Social Circles Encourage Confidence in Your Shy Child

Help your child overcome shyness with the following suggestions

One of the most challenging aspects of parenting is watching your child struggle in any way. Although our instinct is to swoop in and save our children from any discomfort, there are some obstacles that they have to overcome on their own.

Seeing signs of shyness can cause parental anxiety over social development. Timid children are often reserved about interacting in class or approaching potential playmates. Wanting your child to feel comfortable, included, and accepted among their peers is normal, but there’s only so much you can do to facilitate that. However, you can take steps to guide and support your shy child to help them develop confidence and find their voice in social situations.

Overcoming shyness

Shyness is usually a natural personality trait or a symptom of anxiety or fear. Big life changes such as joining a new child care program or meeting new people can lead to children feeling out of place and shy about drawing attention to themselves. Shyness is a normal part of childhood, but there are things you can do as a parent to help your child feel more comfortable.

Warm-up slowly

Change is difficult for people of all ages but particularly for a timid child. Help by creating a stair-step approach to socialization whenever possible.

For instance, invite a potential playmate and their mother to your home for an initial play date, and provide structured activities or play ideas. If that goes well, invite them over and encourage the children to entertain themselves with your supervision as you socialize with the other mother. Once your child is doing well with that, meet somewhere like a park or play space. The key is to take incremental steps that allow your child to feel comfortable as they try something new.

Be present but don’t intervene

There’s a fine line between being available and being involved. Your child draws comfort from your presence, and that’s a good thing. However, if you’re always stepping in to facilitate or to save your child from feeling awkward, you’re not giving them the time and space to socialize independently. Don’t speak for them or interrupt if you know what they’re trying to say; let them try.

It’s not easy, but reassure your child that you’ll be there or that you’ll stick around until they’re comfortable in a new drop-off situation and encourage them to go play. Small social successes will help them build confidence when seeking out playmates on their own in the future.
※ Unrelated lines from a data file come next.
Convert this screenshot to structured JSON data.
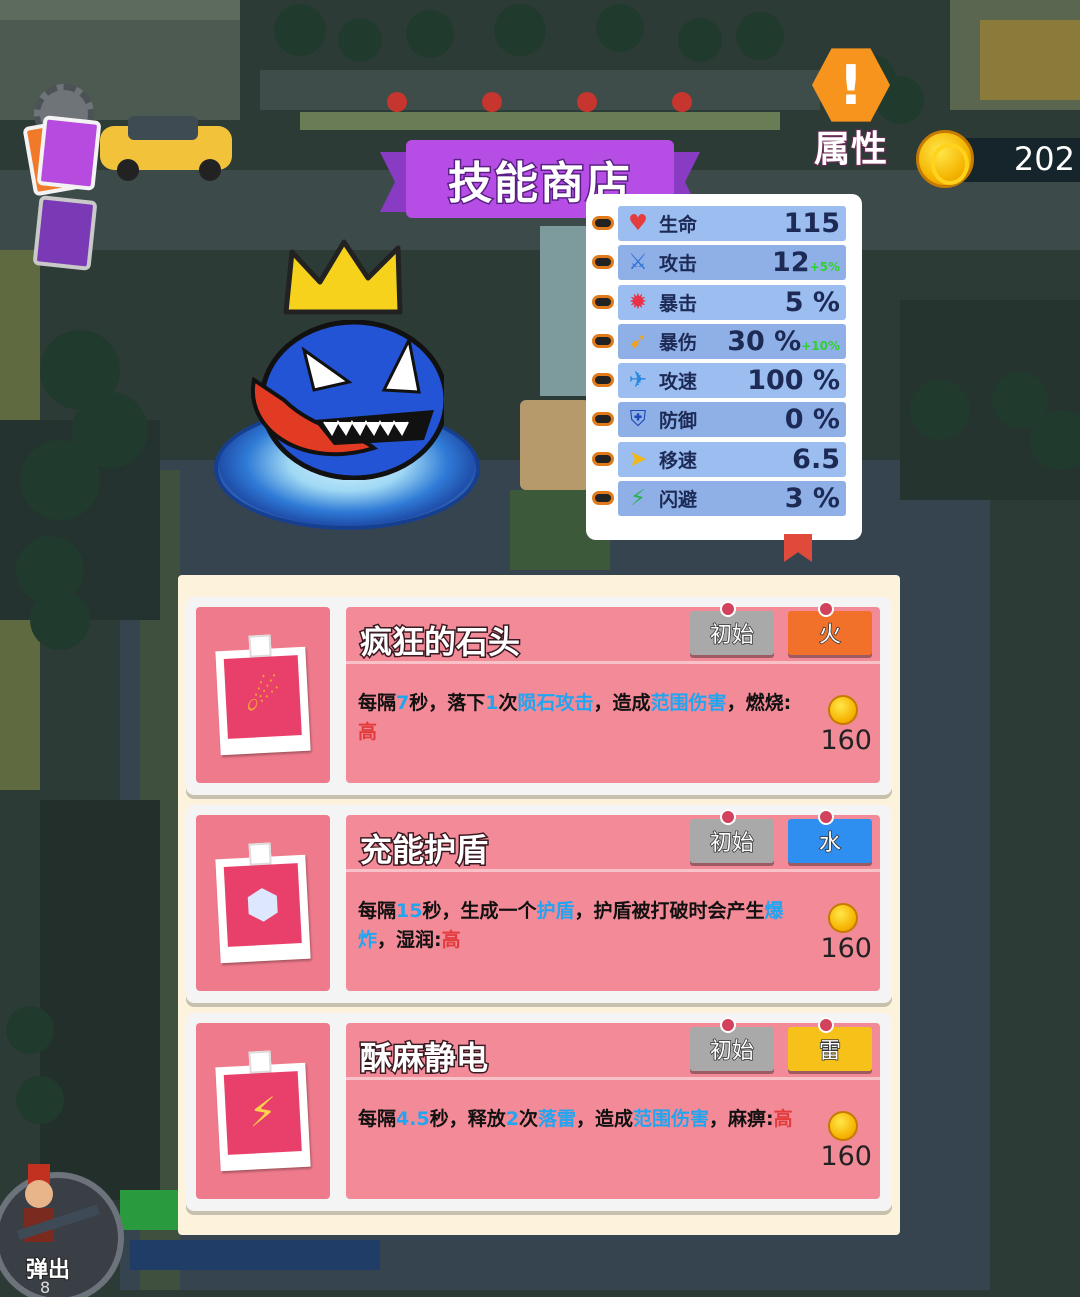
{
  "hud": {
    "attribute_label": "属性",
    "coins": "202",
    "eject_label": "弹出",
    "eject_count": "8"
  },
  "shop": {
    "title": "技能商店"
  },
  "stats": [
    {
      "icon": "heart-icon",
      "glyph": "♥",
      "color": "#e53d3d",
      "name": "生命",
      "value": "115",
      "bonus": ""
    },
    {
      "icon": "sword-icon",
      "glyph": "⚔",
      "color": "#2f6fd8",
      "name": "攻击",
      "value": "12",
      "bonus": "+5%"
    },
    {
      "icon": "crit-icon",
      "glyph": "✹",
      "color": "#e8314a",
      "name": "暴击",
      "value": "5 %",
      "bonus": ""
    },
    {
      "icon": "crit-damage-icon",
      "glyph": "➹",
      "color": "#f0a21a",
      "name": "暴伤",
      "value": "30 %",
      "bonus": "+10%"
    },
    {
      "icon": "attack-speed-icon",
      "glyph": "✈",
      "color": "#2a88e0",
      "name": "攻速",
      "value": "100 %",
      "bonus": ""
    },
    {
      "icon": "shield-icon",
      "glyph": "⛨",
      "color": "#1f49b8",
      "name": "防御",
      "value": "0 %",
      "bonus": ""
    },
    {
      "icon": "boot-icon",
      "glyph": "➤",
      "color": "#f2b713",
      "name": "移速",
      "value": "6.5",
      "bonus": ""
    },
    {
      "icon": "dodge-icon",
      "glyph": "⚡",
      "color": "#28b24a",
      "name": "闪避",
      "value": "3 %",
      "bonus": ""
    }
  ],
  "skills": [
    {
      "name": "疯狂的石头",
      "grade": "初始",
      "element": "火",
      "element_color": "#f2712a",
      "icon": "meteor-icon",
      "glyph": "☄",
      "desc_parts": [
        {
          "t": "每隔",
          "c": ""
        },
        {
          "t": "7",
          "c": "hl"
        },
        {
          "t": "秒，落下",
          "c": ""
        },
        {
          "t": "1",
          "c": "hl"
        },
        {
          "t": "次",
          "c": ""
        },
        {
          "t": "陨石攻击",
          "c": "hl"
        },
        {
          "t": "，造成",
          "c": ""
        },
        {
          "t": "范围伤害",
          "c": "hl"
        },
        {
          "t": "，燃烧:",
          "c": ""
        },
        {
          "t": "高",
          "c": "hot"
        }
      ],
      "price": "160"
    },
    {
      "name": "充能护盾",
      "grade": "初始",
      "element": "水",
      "element_color": "#2e8ff0",
      "icon": "energy-shield-icon",
      "glyph": "⬢",
      "desc_parts": [
        {
          "t": "每隔",
          "c": ""
        },
        {
          "t": "15",
          "c": "hl"
        },
        {
          "t": "秒，生成一个",
          "c": ""
        },
        {
          "t": "护盾",
          "c": "hl"
        },
        {
          "t": "，护盾被打破时会产生",
          "c": ""
        },
        {
          "t": "爆炸",
          "c": "hl"
        },
        {
          "t": "，湿润:",
          "c": ""
        },
        {
          "t": "高",
          "c": "hot"
        }
      ],
      "price": "160"
    },
    {
      "name": "酥麻静电",
      "grade": "初始",
      "element": "雷",
      "element_color": "#f6c21a",
      "icon": "lightning-icon",
      "glyph": "⚡",
      "desc_parts": [
        {
          "t": "每隔",
          "c": ""
        },
        {
          "t": "4.5",
          "c": "hl"
        },
        {
          "t": "秒，释放",
          "c": ""
        },
        {
          "t": "2",
          "c": "hl"
        },
        {
          "t": "次",
          "c": ""
        },
        {
          "t": "落雷",
          "c": "hl"
        },
        {
          "t": "，造成",
          "c": ""
        },
        {
          "t": "范围伤害",
          "c": "hl"
        },
        {
          "t": "，麻痹:",
          "c": ""
        },
        {
          "t": "高",
          "c": "hot"
        }
      ],
      "price": "160"
    }
  ]
}
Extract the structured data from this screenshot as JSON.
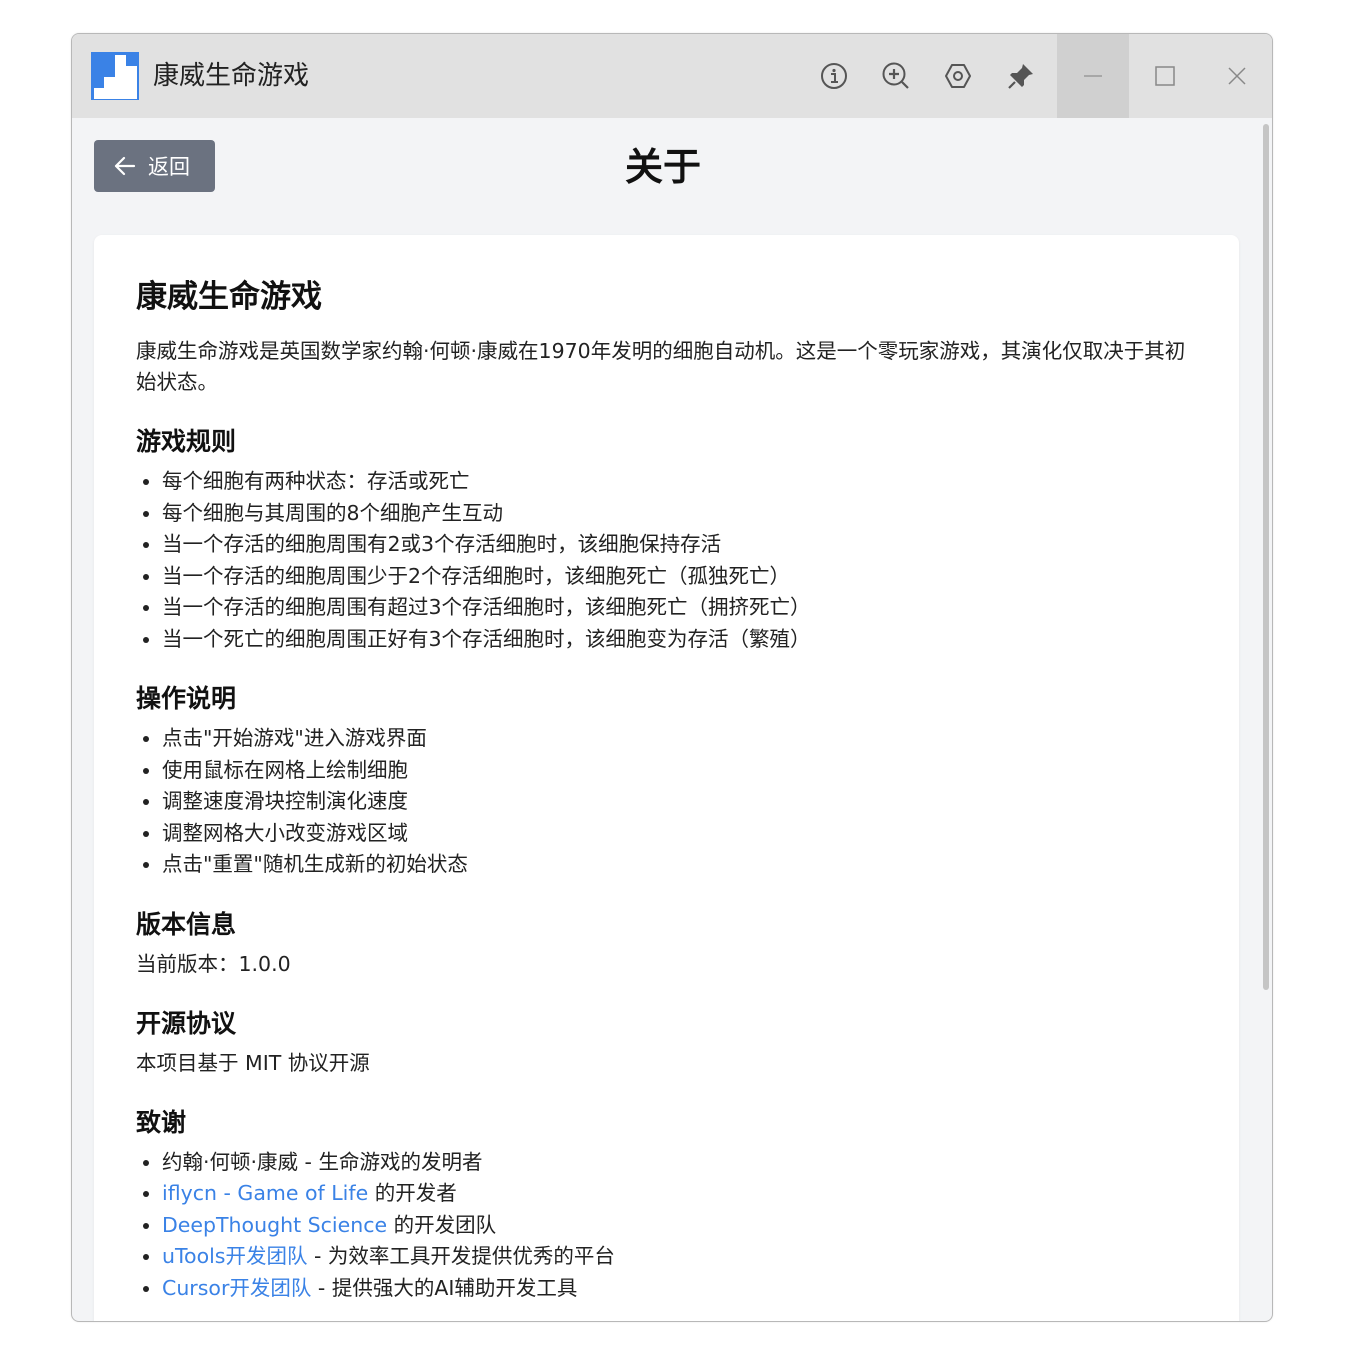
{
  "app": {
    "title": "康威生命游戏"
  },
  "titlebar_icons": [
    "info-icon",
    "zoom-in-icon",
    "settings-icon",
    "pin-icon",
    "minimize-icon",
    "maximize-icon",
    "close-icon"
  ],
  "header": {
    "back_label": "返回",
    "page_title": "关于"
  },
  "about": {
    "title": "康威生命游戏",
    "intro": "康威生命游戏是英国数学家约翰·何顿·康威在1970年发明的细胞自动机。这是一个零玩家游戏，其演化仅取决于其初始状态。",
    "rules": {
      "heading": "游戏规则",
      "items": [
        "每个细胞有两种状态：存活或死亡",
        "每个细胞与其周围的8个细胞产生互动",
        "当一个存活的细胞周围有2或3个存活细胞时，该细胞保持存活",
        "当一个存活的细胞周围少于2个存活细胞时，该细胞死亡（孤独死亡）",
        "当一个存活的细胞周围有超过3个存活细胞时，该细胞死亡（拥挤死亡）",
        "当一个死亡的细胞周围正好有3个存活细胞时，该细胞变为存活（繁殖）"
      ]
    },
    "usage": {
      "heading": "操作说明",
      "items": [
        "点击\"开始游戏\"进入游戏界面",
        "使用鼠标在网格上绘制细胞",
        "调整速度滑块控制演化速度",
        "调整网格大小改变游戏区域",
        "点击\"重置\"随机生成新的初始状态"
      ]
    },
    "version": {
      "heading": "版本信息",
      "text": "当前版本：1.0.0"
    },
    "license": {
      "heading": "开源协议",
      "text": "本项目基于 MIT 协议开源"
    },
    "thanks": {
      "heading": "致谢",
      "item1": "约翰·何顿·康威 - 生命游戏的发明者",
      "item2_link": "iflycn - Game of Life",
      "item2_text": " 的开发者",
      "item3_link": "DeepThought Science",
      "item3_text": " 的开发团队",
      "item4_link": "uTools开发团队",
      "item4_text": " - 为效率工具开发提供优秀的平台",
      "item5_link": "Cursor开发团队",
      "item5_text": " - 提供强大的AI辅助开发工具"
    }
  },
  "colors": {
    "accent": "#3a82e6",
    "back_button": "#6b7280",
    "titlebar": "#e1e1e1",
    "background": "#f3f4f6"
  }
}
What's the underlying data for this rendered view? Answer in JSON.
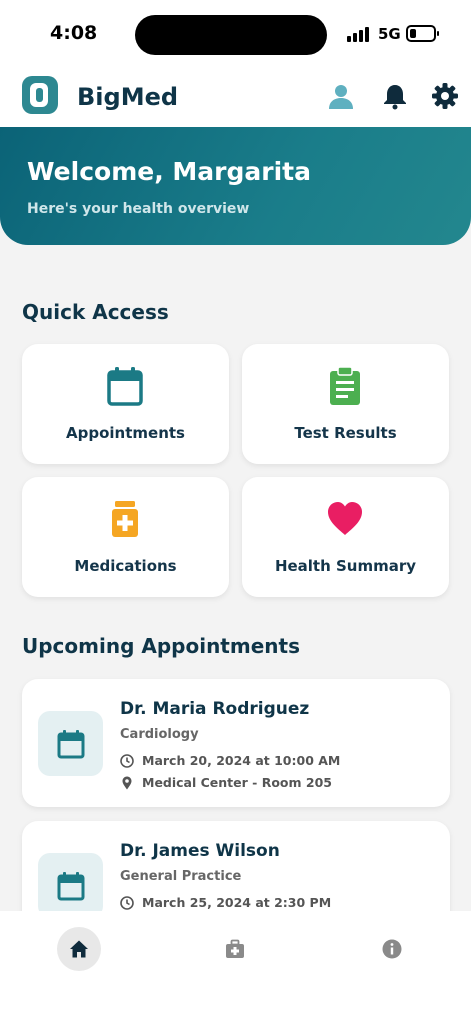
{
  "status_bar": {
    "time": "4:08",
    "network": "5G"
  },
  "header": {
    "brand": "BigMed"
  },
  "hero": {
    "title": "Welcome, Margarita",
    "subtitle": "Here's your health overview"
  },
  "quick_access": {
    "title": "Quick Access",
    "items": [
      {
        "label": "Appointments",
        "icon": "calendar-icon",
        "color": "#1b7a85"
      },
      {
        "label": "Test Results",
        "icon": "clipboard-icon",
        "color": "#4caf50"
      },
      {
        "label": "Medications",
        "icon": "pill-bottle-icon",
        "color": "#f5a623"
      },
      {
        "label": "Health Summary",
        "icon": "heart-icon",
        "color": "#e91e63"
      }
    ]
  },
  "appointments": {
    "title": "Upcoming Appointments",
    "items": [
      {
        "doctor": "Dr. Maria Rodriguez",
        "specialty": "Cardiology",
        "datetime": "March 20, 2024 at 10:00 AM",
        "location": "Medical Center - Room 205"
      },
      {
        "doctor": "Dr. James Wilson",
        "specialty": "General Practice",
        "datetime": "March 25, 2024 at 2:30 PM"
      }
    ]
  },
  "bottom_nav": {
    "items": [
      "home-icon",
      "medical-kit-icon",
      "info-icon"
    ]
  },
  "colors": {
    "primary": "#0b6377",
    "accent": "#1b7a85",
    "background": "#f3f3f3"
  }
}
Prepare beforehand

With some children, shyness is caused by the fear of the unknown. Prepare your child by explaining where you’re going, what will be happening, who will be there, and what the expectations for the day involved.

It’s also helpful to practice conversation starters, such as telling someone their name, asking a child if they want to play, or saying hello.

Role-play different scenarios to help instill confidence about an upcoming outing.

Share your own experiences

Help children understand that everyone experiences a little social uncertainty from time to time. Talk about occasions where you felt shy and how you overcame that or how you make new friends. Also, model outgoing social behavior; talk to people in public, and point out to your child how nice it can be. New social situations often feel intimidating – the key to success lies in pushing past that. Help your child learn that skill.

Young children are often shy due to their inexperience with the world and the people in it. Try not to worry about it too much, but do present chances for your child to socialize, provide the support and space for them to do so independently, and share your own experiences with them as an example. With patience, support, and practice, your child will develop the confidence necessary to be an active participant in the world around them.

The Virginia Infant & Toddler Specialist Network helps improve the quality of care for infants and toddlers through extensive resources, services, and education for caregivers. Learn more about how we can help you improve the standard of care.